Manila City Mayor Francisco ‘Isko Moreno’ Domagoso last week led the initial simulation of the city’s COVID-19 vaccination operations in anticipation of the national government’s approval of a vaccine.
The simulation was held at the Palma Hall of the Universidad de Manila (UdM) where the Manila Health Department deployed its medical personnel and barangay healthcare workers at booths and desks to demonstrate the vaccination process.
“This is part of our road-map to vaccination. In the coming months, vaccines will arrive in the country. In the coming weeks, vaccines available in the world may be approved by the regulatory agencies of our country,” Domagoso said during the simulation.
Manila City Health Officer Dr. Arnold ‘Poks’ Pangan laid out the following steps for the process.
If the patient is pre-registered:
1. Checking of Vital Signs
2. Screening and Verification
3. Vaccination Proper
4. Holding Area for Observation
If the patient will undergo walk-in registration:
1. Checking of Vital Signs
2. Walk-In Registration
3. Screening and Verification

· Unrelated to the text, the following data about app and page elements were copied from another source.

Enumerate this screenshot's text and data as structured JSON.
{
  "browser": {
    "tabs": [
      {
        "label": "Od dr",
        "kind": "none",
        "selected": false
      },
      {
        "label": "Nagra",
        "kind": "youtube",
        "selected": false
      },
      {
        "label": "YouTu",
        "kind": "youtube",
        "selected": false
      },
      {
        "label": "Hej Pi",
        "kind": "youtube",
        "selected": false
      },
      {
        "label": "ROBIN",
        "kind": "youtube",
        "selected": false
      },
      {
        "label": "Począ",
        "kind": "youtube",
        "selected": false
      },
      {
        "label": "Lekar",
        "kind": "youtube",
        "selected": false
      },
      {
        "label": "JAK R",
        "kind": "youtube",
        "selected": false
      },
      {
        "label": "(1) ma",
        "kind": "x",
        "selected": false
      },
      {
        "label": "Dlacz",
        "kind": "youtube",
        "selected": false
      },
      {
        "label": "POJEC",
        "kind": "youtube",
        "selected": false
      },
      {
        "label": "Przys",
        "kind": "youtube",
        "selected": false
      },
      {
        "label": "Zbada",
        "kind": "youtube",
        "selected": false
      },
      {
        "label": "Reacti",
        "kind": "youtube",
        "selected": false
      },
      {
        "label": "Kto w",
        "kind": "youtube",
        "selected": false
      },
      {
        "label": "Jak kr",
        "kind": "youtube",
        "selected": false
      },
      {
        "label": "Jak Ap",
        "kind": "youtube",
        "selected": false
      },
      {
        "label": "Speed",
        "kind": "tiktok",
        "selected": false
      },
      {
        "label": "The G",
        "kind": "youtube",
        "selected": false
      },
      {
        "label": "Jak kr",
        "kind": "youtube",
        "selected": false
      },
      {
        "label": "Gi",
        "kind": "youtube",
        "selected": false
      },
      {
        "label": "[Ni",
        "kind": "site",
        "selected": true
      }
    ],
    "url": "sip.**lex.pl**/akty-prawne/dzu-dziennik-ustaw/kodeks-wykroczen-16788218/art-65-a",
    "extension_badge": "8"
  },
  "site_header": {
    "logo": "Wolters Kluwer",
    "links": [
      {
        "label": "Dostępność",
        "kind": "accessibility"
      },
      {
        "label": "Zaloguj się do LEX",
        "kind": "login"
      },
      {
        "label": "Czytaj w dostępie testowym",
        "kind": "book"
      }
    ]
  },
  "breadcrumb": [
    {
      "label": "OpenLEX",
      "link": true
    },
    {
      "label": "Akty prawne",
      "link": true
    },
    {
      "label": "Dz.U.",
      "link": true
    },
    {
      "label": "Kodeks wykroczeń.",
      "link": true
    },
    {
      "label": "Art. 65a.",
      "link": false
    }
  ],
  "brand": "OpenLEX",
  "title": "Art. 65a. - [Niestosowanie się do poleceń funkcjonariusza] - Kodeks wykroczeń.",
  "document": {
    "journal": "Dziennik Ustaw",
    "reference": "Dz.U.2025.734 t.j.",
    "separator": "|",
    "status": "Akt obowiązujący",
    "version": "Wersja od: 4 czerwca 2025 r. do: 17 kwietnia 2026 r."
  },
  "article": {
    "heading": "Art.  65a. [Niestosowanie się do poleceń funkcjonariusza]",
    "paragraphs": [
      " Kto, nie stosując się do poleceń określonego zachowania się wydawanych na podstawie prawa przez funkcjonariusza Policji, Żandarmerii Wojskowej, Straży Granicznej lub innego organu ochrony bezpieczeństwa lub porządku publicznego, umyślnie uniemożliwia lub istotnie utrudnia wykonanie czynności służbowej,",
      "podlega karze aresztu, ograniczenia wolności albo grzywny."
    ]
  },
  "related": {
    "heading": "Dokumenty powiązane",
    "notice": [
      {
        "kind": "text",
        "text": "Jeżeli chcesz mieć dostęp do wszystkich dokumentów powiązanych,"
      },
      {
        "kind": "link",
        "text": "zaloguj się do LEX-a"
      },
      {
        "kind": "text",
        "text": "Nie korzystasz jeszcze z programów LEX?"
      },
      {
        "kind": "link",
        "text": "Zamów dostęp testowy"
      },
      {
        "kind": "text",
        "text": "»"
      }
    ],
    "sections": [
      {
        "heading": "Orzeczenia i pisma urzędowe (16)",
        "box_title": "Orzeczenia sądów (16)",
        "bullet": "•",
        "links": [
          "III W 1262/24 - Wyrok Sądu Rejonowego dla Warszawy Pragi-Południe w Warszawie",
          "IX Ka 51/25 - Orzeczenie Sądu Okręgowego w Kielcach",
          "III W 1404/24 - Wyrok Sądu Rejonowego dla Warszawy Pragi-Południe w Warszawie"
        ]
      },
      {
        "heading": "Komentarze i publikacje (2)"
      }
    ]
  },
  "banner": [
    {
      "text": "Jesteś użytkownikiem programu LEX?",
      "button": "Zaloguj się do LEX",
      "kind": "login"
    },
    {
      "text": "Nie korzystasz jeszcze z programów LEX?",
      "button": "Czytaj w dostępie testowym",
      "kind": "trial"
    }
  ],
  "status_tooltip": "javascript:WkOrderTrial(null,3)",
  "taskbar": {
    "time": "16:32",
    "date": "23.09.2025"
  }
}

4. Vaccination Proper
5. Holding Area for Observation
Dr. Pangan said the simulation showed that the process for pre-registered patients would be six minutes long, while the process for walk-in registrants would take about more or less 11 minutes.
In a press briefing, Domagoso bared that the activity at UdM would only be the first of many simulations for the Manila local government to prepare for the deployment of approved vaccines.
The Mayor also said the simulation would also serve as a “stress-test” for the local government’s technological tools and medical personnel to determine how they can make the vaccine process more efficient on both pre-registered and non-registered patients.
“While we are waiting for the vaccines in the City of Manila, gusto namin malaman ni Vice Mayor Honey Lacuna-Pangan paano siya ide-deploy [Vice Mayor Honey Lacuna and I would like to know how the vaccines can be deployed] in a small group. Ang susunod naman dito [We will follow this up with], another deployment in a larger scale,” the Mayor said.
“Ang gusto namin ma-achieve, kung ano ang mga posibleng scenario na pwedeng makapagpabagal o [We want to find out the possible scenarios that can slow-down the process, and the] possible mishandling ng products. Inaaral natin ang [We are studying] possible future problems,” he added.
The simulation was conducted after the Manila City government received nine COVID-19 refrigeration units it purchased from Germany. Three more will arrive in the coming days.
The units arrived at the Sta. Ana Hospital, where the Manila COVID-19 Vaccine Storage Facility will be built. The hospital received five Haier HYC-390 refrigeration units which can store vaccine doses from AstraZeneca and Sinovac. It also received four other biomedical freezers which can store Johnson&Johnson and Moderna vaccine vials.
Meanwhile, -86 degrees celsius ULT Freezers from Haier which can store Pfizer vaccine vials are set to arrive in the coming days. The units are equipped with uninterruptible power supply (UPS) to ensure the integrity of the vaccines.
Some 50 transport coolers are also on the way for the immediate deployment of the city government’s vaccination operations.